  2. Install the <factory-name> meta layers using repo:

repo init -u<factory-name>/lmp-manifest.git -b devel -m <factory-name>.xml
repo sync

The manifest <factory-name>.xml refers to all the LmP meta layers and also to the <factory-name> specific repositories as described Factory Source Code.

  1. Build the image for <factory-name>:
MACHINE=<machine-name> source setup-environment [BUILDDIR]
bitbake lmp-factory-image

The variable MACHINE should be set to a supported machine. see the current available option in Supported Machines.)

BUILDDIR is optional; in case it is not provided, script default is build-lmp.

lmp-factory-image is the suggested default image, and can be customized with the steps from Adding Packages to the Image.

It is worth remembering that the bitbake step can take a while.

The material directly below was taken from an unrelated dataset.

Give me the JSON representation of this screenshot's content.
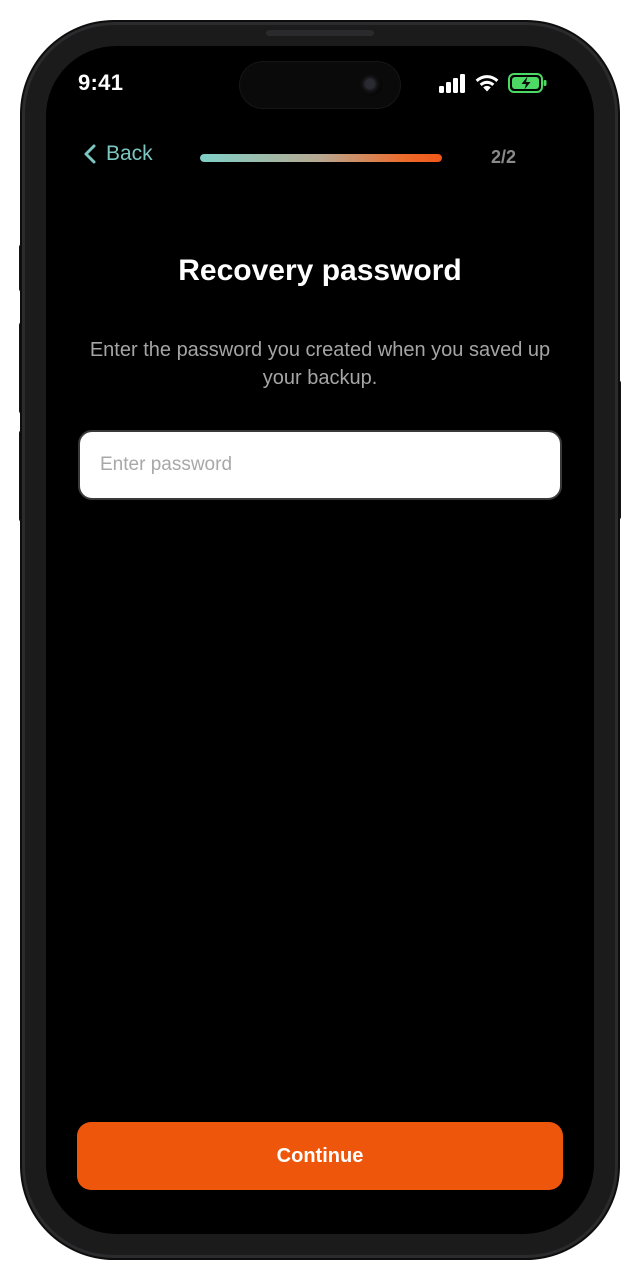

At the end of the build, your build artifacts is found under deploy/images/<machine-name>. The artifact you use to flash your board is lmp-base-console-image-<machine-name>.wic.gz.


The local build of your FoundriesFactory is great for developing and debugging and the results can be used on the host machine or deployed to a hardware board.

However, the image created locally is not yet visible for the OTA system, and is only available for local use.

When you push the changes to the FoundriesFactory git repositories and trigger a new build you can flash and register your device following the instructions of Flash your Device and Register your device. This way you can take full advantage of OTA system.


The following reference material on OpenEmbedded and Yocto Project is recommended for those new to either project.